Wed | Jan 23, 2019

Dick's unbalanced report

Published:Friday | January 9, 2015 | 12:00 AM


Reverend Devon Dick's 'Father, wash your wife's feet, too' (The Gleaner, January 8, 2015) is not only a representative of when the Devil quotes scriptures to support forced sex or rape in martial relationships, but also a misrepresentation of the Liturgy in Celebration of Human Rights Day at Christ Church.

Mr Dick wrote:"Major-Campbell's version of justice seems unbalanced. He would report his wife apparently to the police for raping him, but ladies who sell sex would not be reported, though it is a criminal offence. Why couldn't Father forgive his wife and wash her feet after she has raped him rather than bring criminal charges against her?"
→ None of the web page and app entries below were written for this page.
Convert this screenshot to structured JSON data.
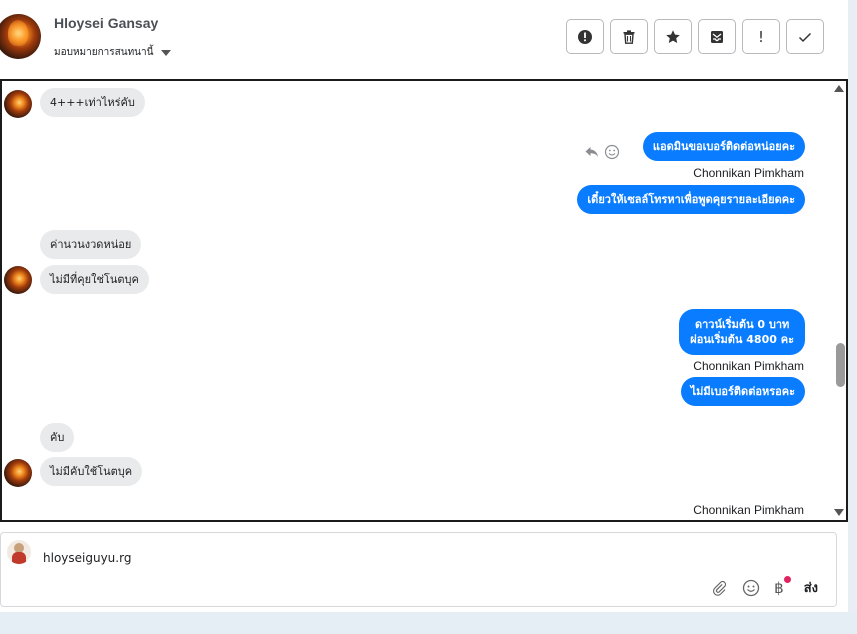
{
  "header": {
    "contact_name": "Hloysei Gansay",
    "assign_label": "มอบหมายการสนทนานี้",
    "toolbar": [
      {
        "name": "alert-circle-icon"
      },
      {
        "name": "trash-icon"
      },
      {
        "name": "star-icon"
      },
      {
        "name": "archive-icon"
      },
      {
        "name": "exclamation-icon",
        "glyph": "!"
      },
      {
        "name": "check-icon"
      }
    ]
  },
  "messages": {
    "m1": "4+++เท่าไหร่คับ",
    "m2": "แอดมินขอเบอร์ติดต่อหน่อยคะ",
    "sender1": "Chonnikan Pimkham",
    "m3": "เดี๋ยวให้เซลล์โทรหาเพื่อพูดคุยรายละเอียดคะ",
    "m4": "ค่านวนงวดหน่อย",
    "m5": "ไม่มีที่คุยใช่โนตบุค",
    "m6_line1": "ดาวน์เริ่มต้น 0 บาท",
    "m6_line2": "ผ่อนเริ่มต้น 4800 คะ",
    "sender2": "Chonnikan Pimkham",
    "m7": "ไม่มีเบอร์ติดต่อหรอคะ",
    "m8": "คับ",
    "m9": "ไม่มีคับใช้โนตบุค",
    "sender3": "Chonnikan Pimkham"
  },
  "composer": {
    "value": "hloyseiguyu.rg",
    "send_label": "ส่ง",
    "currency_glyph": "฿"
  },
  "colors": {
    "outgoing_bubble": "#0a7cff",
    "incoming_bubble": "#e9eaec",
    "notification_dot": "#e0245e"
  }
}
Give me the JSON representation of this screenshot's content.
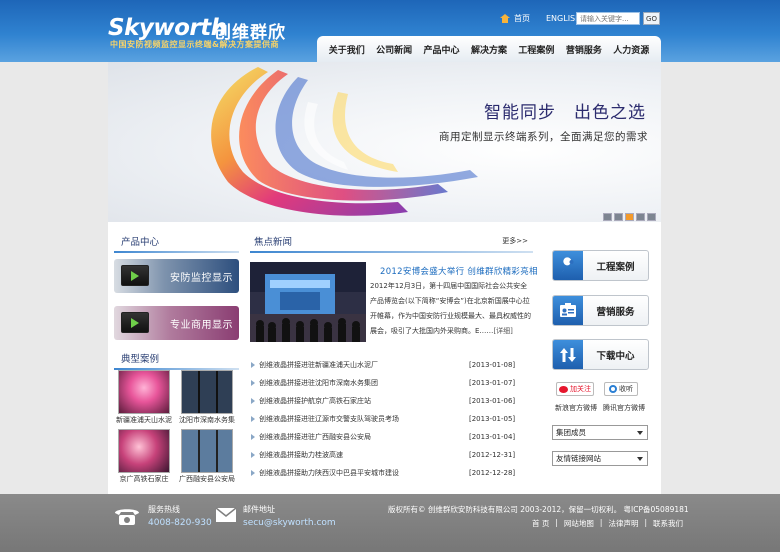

This came just after saying, "The title of his speech was 'Something wrong with your version of God'. The occasion was a public worship service to which he had invited ladies who sell sex, with the intention to wash their feet."

Now if the goodly gentleman had asked for a copy of the liturgy used, he would have read the following excerpt from the service in celebration of human rights that states, "Fr Sean washes the feet of ... a Jamaican citizen who is a sex worker.

"The Church maintains that everyone is special in the sight of God. It recognises that the inherent dignity of every human being should be respected. The Church has always been concerned that sex work is not only risky, but by its nature and attendant stigma and discrimination, puts all concerned in a demeaning state, robbing them of their fuller self-worth as persons created in the image of God.

"We reach out in love to all sex workers, affirming that they are deserving of respect and protection from violence and discrimination. We pray for a Jamaica where our people will be so developed that none have to encounter such challenging ways of being."

If that is unbalanced, then the God worshipped by Christians is certainly unjust.

We continue to pray for Jamaica; that justice, truth, be ours forever.

Dudley C. McLean